Google took the more useful bits of Facebook and Twitter, added a couple clever things and came up with a Facebook/Twitter for grown-ups.
After you activate Buzz on your gmail account, it will automatically “connect” you to anybody with whom you have a chat or you exchange some volume of mail. Posts are received in gmail, so it is completely integrated with mail and the other apps. Any post becomes a conversation, or a thread, when people post comments to it. Whenever someone makes a comment on a post that you are following, it goes back up to the top of the list (clever). It is, however, not like Google Wave because you cannot edit someone else’s post, only respond to it. I think that’s fine, it is not supposed to replace wikis, and it is equally suited to twitter-style one line posts or long conversations that can contain multiple media and span several days or months.
The most powerful feature, for me, is a sophisticated filter, like the one that filters spam in gmail. It allows you to stop following a thread without blocking a poster. You teach it what you want to see and what you don’t, and it will rate the posts on how relevant they should be to you. I think the net result will be that it will cut down a lot of noise and let the signal come through. At Google’s introduction of Buzz, someone (I think it was Bradley Horowitz) said that they were more concerned with productivity than friends, and I think it shows in the features and it will help a lot in the enterprise. I find it nice that I can specify that I am interested in someone’s posts when they talk about certain topics, but I don’t really want to be interrupted to read what they are having for breakfast.
It also has a fairly simple but effective privacy control, which appears to have been done in reaction to the blunders of Facebook. Google can monetize the information they will gather from the traffic without having to resell it to advertisers, so they can run circles around Facebook. There are still some potential issues, however, in particular in the way that it can establish connections automatically and make them visible without the user necessarily realizing it.
Currently it is only rolled out on gmail, but they made a strong commitment to have it available for enterprise Google Apps domains very quickly.
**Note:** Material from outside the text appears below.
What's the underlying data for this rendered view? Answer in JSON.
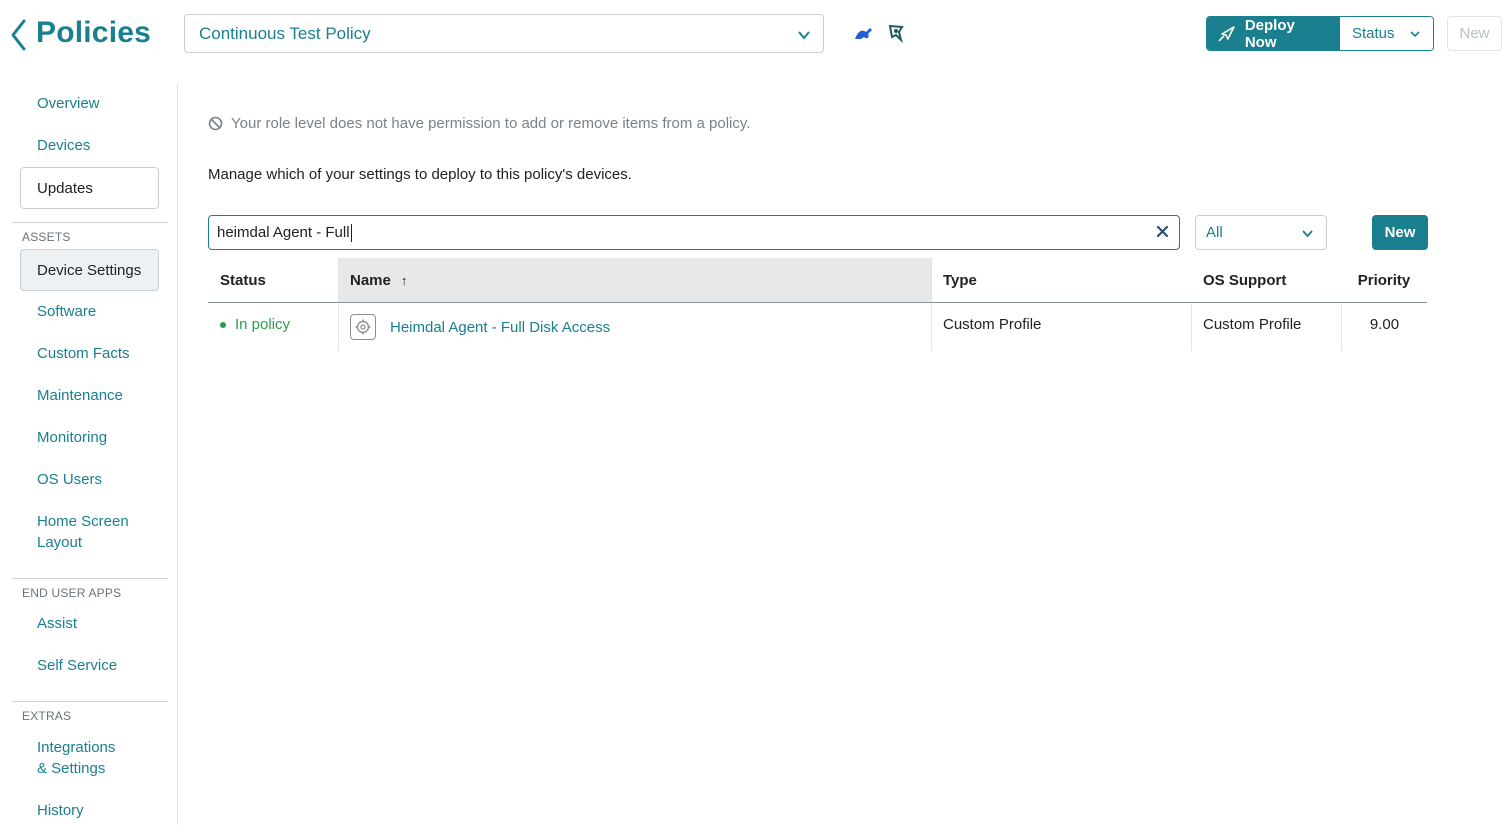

I think it will be very successful there, because a lot of IT departments and old school managers are concerned about Facebook-like social networks, and will attempt to restrict them. Google Buzz will be coming through mail, so it will not be perceived in the same way – or blocked. I think the product will evolve by combining Google Voice, then Google Wave into it. It is probably what they intended to do all along, but they decided to come out with Buzz before they had the time to complete the integration, because they felt they needed to announce their presence in this field. And I think they are going to make a big dent in Facebook and Twitter over time. It will not be good news for people like Socialtext or SocialWok either (update: socialwok will synchronize his conversation feed with Buzz, good news). Of course, as part of the collaborative suite, it will also move the bar higher for Microsoft and IBM, and show that they have a hard time keeping up with today’s pace of software development.
In the short term, it will have less impact because it is only available on gmail, but also because the UI is still a little rough. I am sure they will fix all that in the next few months and that it will really take off in the enterprise.